Why the growth in Art Fairs and Biennials around the globe?
Since the first biennial launched in Venice in 1895 and the first art fair in Cologne in the 20th century, there has been an exponential proliferation of both platforms in all corners of the globe. Yes, but why? Many cities now look to the format of the art biennial as a means to rebrand their image to one associated with culture and the arts, and to entice more people from around the world to come for a visit. The art biennial has thus become a sort of engine for tourism. Art Fairs, on the other hand, launched as a means to inject some excitement into the gallery scene—a bit of the competitive spirit and sense of exigency normally reserved for art auctions. The format of the art fair provides attendees with many different options to choose from but also encourages snap decisions to acquire a work before another fellow art-fair-goer beats you to it. As a result, according to the research conducted by the Art Basel Art Market Report, most galleries now conduct about 40-50% of their sales at art fairs.
Art Fair and Biennial fatigue?
For those doing the art circuit, with this many art fairs and biennials now taking place around the globe, this could mean travel to a major art event for 50 weeks out of the year. Naturally, fatigue and disinterest are the inevitable outcome for those working in the art world. Is it still all worth it? Anne advises that art fairs and biennials should still be seen as an effective means to becoming well informed about contemporary art if you’re new to the scene or, if you’re a seasoned curator or collector, to find gems amongst the many offerings. Additionally, in recent years, art fairs have responded by slowly reinvigorating the format by introducing separate curated sections to offer a respite from the traditional model. For Bettina, the most special aspect of the art fair platform—as the one propagated by Frieze—is the sense of an international art community it encourages. The people that are brought together around the world as well as the opportunities for collaboration, for information sharing, and for relationship-building all make it a worthy endeavor.
It’s all good.

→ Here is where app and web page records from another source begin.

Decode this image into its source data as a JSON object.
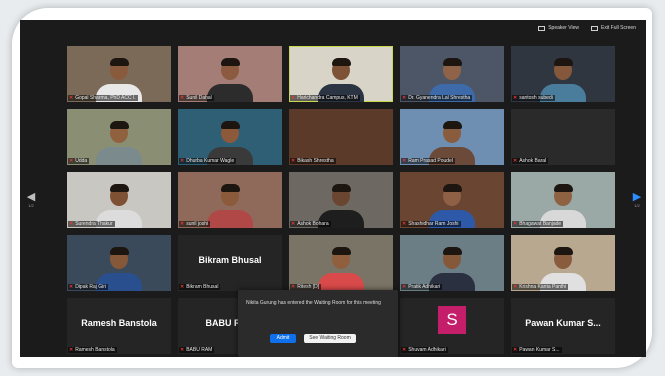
{
  "topbar": {
    "speaker_view": "Speaker View",
    "exit_full_screen": "Exit Full Screen"
  },
  "nav": {
    "page_left": "1/2",
    "page_right": "1/2"
  },
  "colors": {
    "accent": "#2d8cff",
    "active_speaker": "#c9d84a",
    "avatar_s": "#c41e6a",
    "muted_mic": "#e53935"
  },
  "participants": [
    {
      "name": "Gopal Sharma, PhD ACC I.",
      "bg": "#7b6a58",
      "skin": "#8a5a3c",
      "shirt": "#e8e8e8"
    },
    {
      "name": "Sunil Dahal",
      "bg": "#a47e76",
      "skin": "#8b5a3f",
      "shirt": "#2c2c2c"
    },
    {
      "name": "Harichandra Campus, KTM",
      "bg": "#d9d4c8",
      "skin": "#7d5237",
      "shirt": "#2a3442",
      "active": true
    },
    {
      "name": "Dr. Gyanendra Lal Shrestha",
      "bg": "#4d5666",
      "skin": "#8f6347",
      "shirt": "#3d6aa8"
    },
    {
      "name": "santosh subedi",
      "bg": "#2f3640",
      "skin": "#86583b",
      "shirt": "#4a7d9c"
    },
    {
      "name": "Udda",
      "bg": "#8a8f74",
      "skin": "#90613f",
      "shirt": "#7a8a8d"
    },
    {
      "name": "Dhurba Kumar Wagle",
      "bg": "#2f5f75",
      "skin": "#8c5a3b",
      "shirt": "#3a3a3a"
    },
    {
      "name": "Bikash Shrestha",
      "bg": "#5b3a2a",
      "skin": "#6e4a33",
      "shirt": "#5b3a2a",
      "no_person": true
    },
    {
      "name": "Ram Prasad Poudel",
      "bg": "#6f8fb2",
      "skin": "#8a5c3e",
      "shirt": "#6b4a3a"
    },
    {
      "name": "Ashok Baral",
      "bg": "#2a2a2a",
      "no_person": true
    },
    {
      "name": "Surendra Thakur",
      "bg": "#c9c7c2",
      "skin": "#7e5134",
      "shirt": "#dcdcdc"
    },
    {
      "name": "sunil joshi",
      "bg": "#8f6a5a",
      "skin": "#8a5a3b",
      "shirt": "#b04848"
    },
    {
      "name": "Ashok Bohara",
      "bg": "#6d6862",
      "skin": "#6a4530",
      "shirt": "#1e1e1e"
    },
    {
      "name": "Shashidhar Ram Joshi",
      "bg": "#6a4632",
      "skin": "#8e6045",
      "shirt": "#2e59a8"
    },
    {
      "name": "Bhagawat Banjade",
      "bg": "#9aa8a6",
      "skin": "#8e6142",
      "shirt": "#d8d8d8"
    },
    {
      "name": "Dipak Raj Giri",
      "bg": "#3a4a5a",
      "skin": "#85583a",
      "shirt": "#2a4f8f"
    },
    {
      "name": "Bikram Bhusal",
      "bg": "#252525",
      "big": true
    },
    {
      "name": "Ritesh [D]",
      "bg": "#7a7466",
      "skin": "#8f5f3e",
      "shirt": "#d94a4a"
    },
    {
      "name": "Pratik Adhikari",
      "bg": "#6b7e86",
      "skin": "#86583a",
      "shirt": "#2a3040"
    },
    {
      "name": "Krishna Kanta Panthi",
      "bg": "#b9a890",
      "skin": "#8a5c3e",
      "shirt": "#e0e0e0"
    },
    {
      "name": "Ramesh Banstola",
      "bg": "#252525",
      "big": true
    },
    {
      "name": "BABU RAM",
      "bg": "#252525",
      "big": true
    },
    {
      "name": "",
      "bg": "#252525",
      "no_person": true,
      "hidden_name": true
    },
    {
      "name": "Shuvam Adhikari",
      "bg": "#252525",
      "avatar": "S"
    },
    {
      "name": "Pawan Kumar S...",
      "bg": "#252525",
      "big": true
    }
  ],
  "popup": {
    "message": "Nikita Gurung has entered the Waiting Room for this meeting",
    "admit": "Admit",
    "see_waiting_room": "See Waiting Room"
  }
}
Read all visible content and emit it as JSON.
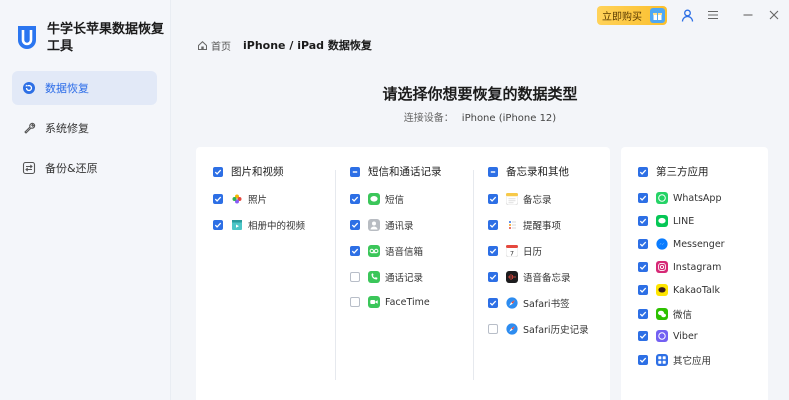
{
  "app": {
    "title": "牛学长苹果数据恢复工具"
  },
  "sidebar": {
    "items": [
      {
        "label": "数据恢复",
        "active": true
      },
      {
        "label": "系统修复",
        "active": false
      },
      {
        "label": "备份&还原",
        "active": false
      }
    ]
  },
  "topbar": {
    "buy_label": "立即购买"
  },
  "breadcrumb": {
    "home": "首页",
    "current": "iPhone / iPad 数据恢复"
  },
  "header": {
    "title": "请选择你想要恢复的数据类型",
    "device_label": "连接设备：",
    "device_value": "iPhone (iPhone 12)"
  },
  "groups": {
    "media": {
      "label": "图片和视频",
      "state": "checked",
      "items": [
        {
          "label": "照片",
          "checked": true,
          "icon": "photos-icon"
        },
        {
          "label": "相册中的视频",
          "checked": true,
          "icon": "video-icon"
        }
      ]
    },
    "messages": {
      "label": "短信和通话记录",
      "state": "partial",
      "items": [
        {
          "label": "短信",
          "checked": true,
          "icon": "messages-icon"
        },
        {
          "label": "通讯录",
          "checked": true,
          "icon": "contacts-icon"
        },
        {
          "label": "语音信箱",
          "checked": true,
          "icon": "voicemail-icon"
        },
        {
          "label": "通话记录",
          "checked": false,
          "icon": "phone-icon"
        },
        {
          "label": "FaceTime",
          "checked": false,
          "icon": "facetime-icon"
        }
      ]
    },
    "memos": {
      "label": "备忘录和其他",
      "state": "partial",
      "items": [
        {
          "label": "备忘录",
          "checked": true,
          "icon": "notes-icon"
        },
        {
          "label": "提醒事项",
          "checked": true,
          "icon": "reminders-icon"
        },
        {
          "label": "日历",
          "checked": true,
          "icon": "calendar-icon"
        },
        {
          "label": "语音备忘录",
          "checked": true,
          "icon": "voice-memo-icon"
        },
        {
          "label": "Safari书签",
          "checked": true,
          "icon": "safari-icon"
        },
        {
          "label": "Safari历史记录",
          "checked": false,
          "icon": "safari-icon"
        }
      ]
    },
    "third_party": {
      "label": "第三方应用",
      "state": "checked",
      "items": [
        {
          "label": "WhatsApp",
          "checked": true,
          "icon": "whatsapp-icon"
        },
        {
          "label": "LINE",
          "checked": true,
          "icon": "line-icon"
        },
        {
          "label": "Messenger",
          "checked": true,
          "icon": "messenger-icon"
        },
        {
          "label": "Instagram",
          "checked": true,
          "icon": "instagram-icon"
        },
        {
          "label": "KakaoTalk",
          "checked": true,
          "icon": "kakaotalk-icon"
        },
        {
          "label": "微信",
          "checked": true,
          "icon": "wechat-icon"
        },
        {
          "label": "Viber",
          "checked": true,
          "icon": "viber-icon"
        },
        {
          "label": "其它应用",
          "checked": true,
          "icon": "other-apps-icon"
        }
      ]
    }
  },
  "colors": {
    "accent": "#2d6fe5",
    "sidebar_active_bg": "#e2e9f7",
    "buy_button": "#fbbf2d"
  }
}
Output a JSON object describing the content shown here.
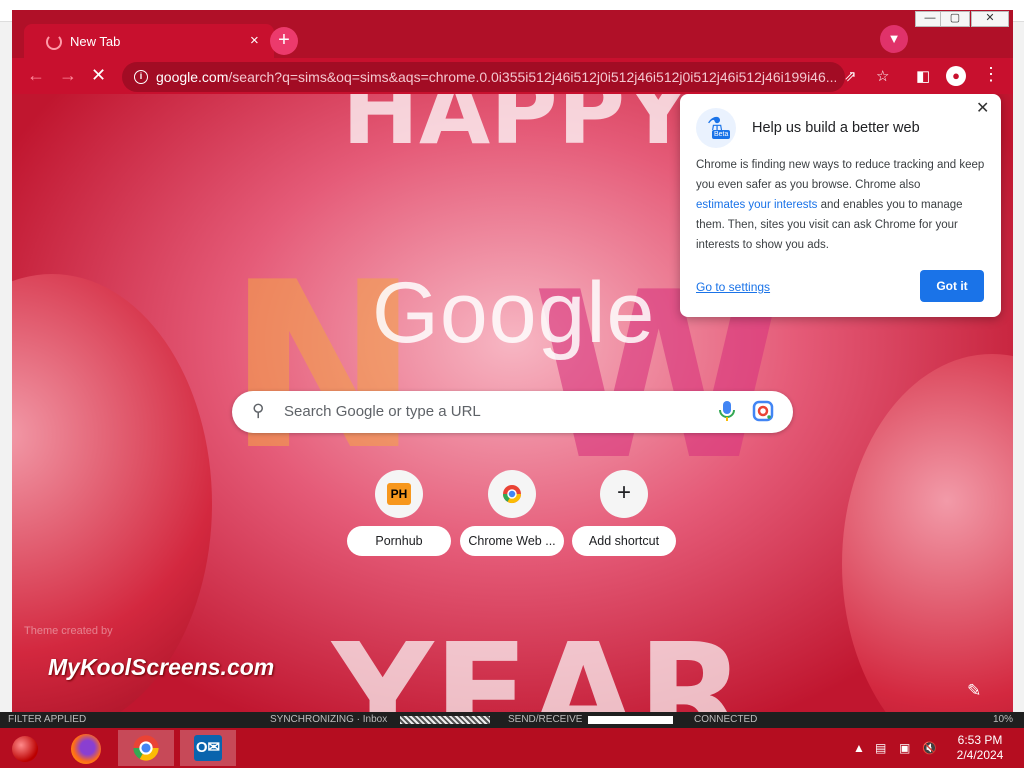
{
  "browser": {
    "tab_title": "New Tab",
    "tab_close": "×",
    "new_tab": "+",
    "url_host": "google.com",
    "url_rest": "/search?q=sims&oq=sims&aqs=chrome.0.0i355i512j46i512j0i512j46i512j0i512j46i512j46i199i46..."
  },
  "ntp": {
    "logo_text": "Google",
    "search_placeholder": "Search Google or type a URL",
    "shortcuts": [
      {
        "icon_text": "PH",
        "label": "Pornhub"
      },
      {
        "icon_text": "",
        "label": "Chrome Web ..."
      },
      {
        "icon_text": "+",
        "label": "Add shortcut"
      }
    ],
    "theme_credit": "Theme created by",
    "watermark": "MyKoolScreens.com"
  },
  "popup": {
    "icon_badge": "Beta",
    "title": "Help us build a better web",
    "body_1": "Chrome is finding new ways to reduce tracking and keep you even safer as you browse. Chrome also",
    "body_link": "estimates your interests",
    "body_2": "and enables you to manage them. Then, sites you visit can ask Chrome for your interests to show you ads.",
    "go_to_settings": "Go to settings",
    "got_it": "Got it"
  },
  "statusbar": {
    "filter": "FILTER APPLIED",
    "sync": "SYNCHRONIZING · Inbox",
    "send": "SEND/RECEIVE",
    "connected": "CONNECTED",
    "zoom": "10%"
  },
  "taskbar": {
    "time": "6:53 PM",
    "date": "2/4/2024"
  },
  "colors": {
    "accent": "#1a73e8",
    "theme": "#c8102e"
  }
}
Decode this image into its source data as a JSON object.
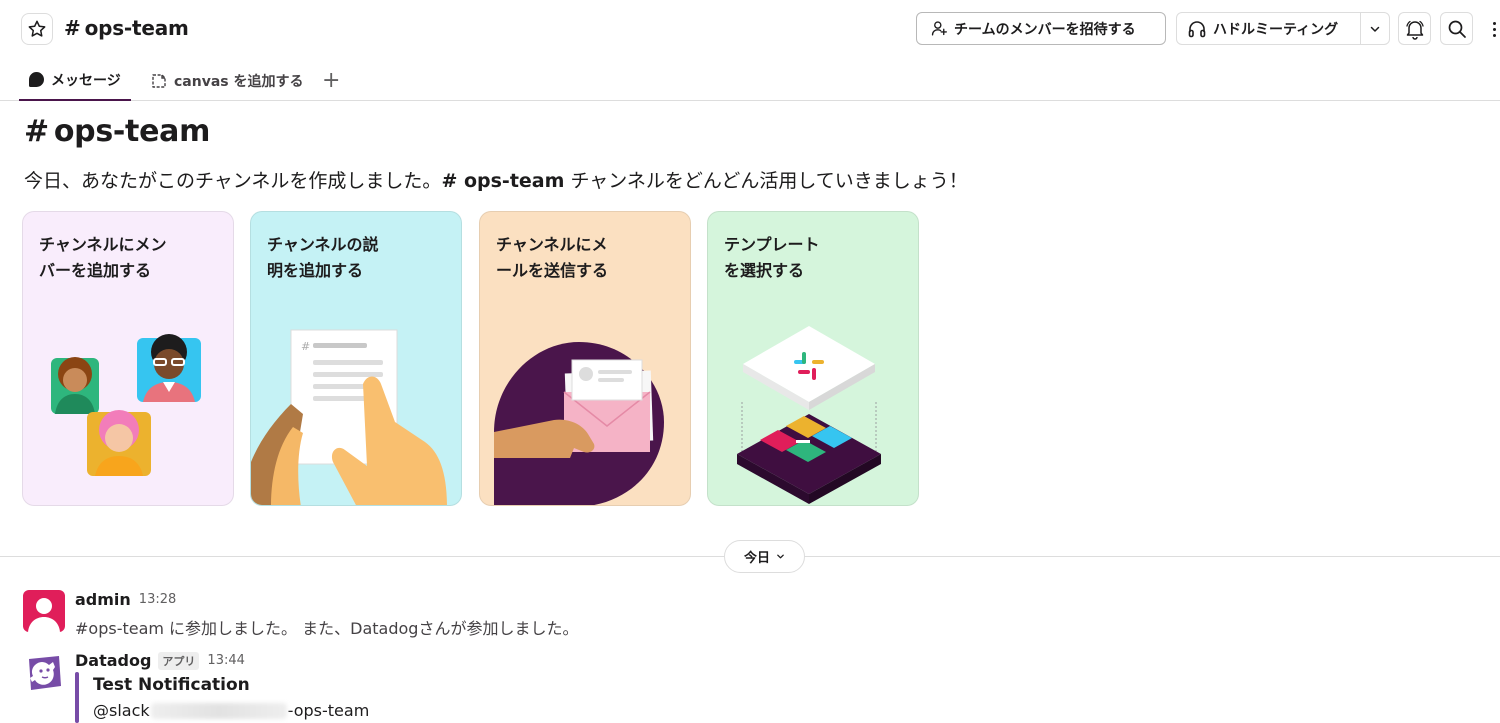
{
  "header": {
    "channel_hash": "#",
    "channel_name": "ops-team",
    "invite_label": "チームのメンバーを招待する",
    "huddle_label": "ハドルミーティング"
  },
  "tabs": {
    "messages_label": "メッセージ",
    "canvas_label": "canvas を追加する",
    "add_label": "+"
  },
  "intro": {
    "hash": "#",
    "title": "ops-team",
    "desc_prefix": "今日、あなたがこのチャンネルを作成しました。",
    "desc_channel": "# ops-team",
    "desc_suffix": " チャンネルをどんどん活用していきましょう！"
  },
  "cards": [
    {
      "title": "チャンネルにメン\nバーを追加する",
      "color": "#f9edfc"
    },
    {
      "title": "チャンネルの説\n明を追加する",
      "color": "#c5f2f5"
    },
    {
      "title": "チャンネルにメ\nールを送信する",
      "color": "#fbe0c1"
    },
    {
      "title": "テンプレート\nを選択する",
      "color": "#d5f5dc"
    }
  ],
  "date_divider": {
    "label": "今日"
  },
  "messages": [
    {
      "sender": "admin",
      "time": "13:28",
      "text": "#ops-team に参加しました。 また、Datadogさんが参加しました。"
    },
    {
      "sender": "Datadog",
      "badge": "アプリ",
      "time": "13:44",
      "attachment_title": "Test Notification",
      "attachment_prefix": "@slack",
      "attachment_suffix": "-ops-team"
    }
  ],
  "colors": {
    "accent": "#4a154b",
    "datadog_purple": "#774ca7",
    "admin_avatar": "#e01e5a"
  }
}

Despite the fatigue that might be experienced by those working in the art world, art fairs and biennials have been, and continue to be, a runaway hit with audiences around the globe. What are some of the benefits the popularity brings with it? “Part of what an art fair does is it brings the world to one place,” says Bettina. The landscape of contemporary art is a vast one and art fairs, by consolidating work in one location at a time, make it a very enriching yet still a very accessible experience for the thousands that visit. Anne remarks that the best art fairs and biennials allow audiences to engage with the local culture and get to know the context—whether it is in Berlin, Istanbul, or the recent newcomer to the scene, Riga. When it comes to the dealer side of the equation, the shift of sale transactions from the brick and mortar locations to art fairs has allowed galleries to have a more experimental and curatorial approach to the programs they offer in their physical spaces. And last, but not least, artists have also benefited by not only having an expanded audience for their work but also in the support they receive for Biennial-specific commissions. Knowing that they have the resources and the backing of large institutions, such as the Hammer Museum in Los Angeles—the location of the highly successful “Made in LA” biennial—has allowed artists to undertake more experimental, large-scale projects.
What does the future hold?
If we look at the two models produced in LA—the “Made in LA” art biennial and the upcoming, much-anticipated Frieze Los Angeles—there is an opportunity to use both, the biennial and art fair platforms as a means to do something different for the art world, bringing in an expanded audience. In the case of “Made in LA” that difference is the focus on—and the resulting support of—the local LA art scene and specifically its emerging artists. This more focused approach also allows the curators to form a deeper relationship with the artists invited to participate, nurturing their production. And judging by the lines around the block seen on opening and closing days of the most recent iteration of “Made in LA,” the approach is undoubtedly resonating with audiences. In the case of the much-anticipated Frieze Los Angeles, which is taking place on the grounds of the famed Paramount Studios in February 2019 and seeks to be a bridge not only to the local art scene but also to the film industry, there is an opportunity to further the connection between the art world and the more popular culture disciplines, bringing art in from the periphery.
Written by Alina Girshovich
Featured image: Installation view of Meleko Mokgosi at Made in LA, 2012.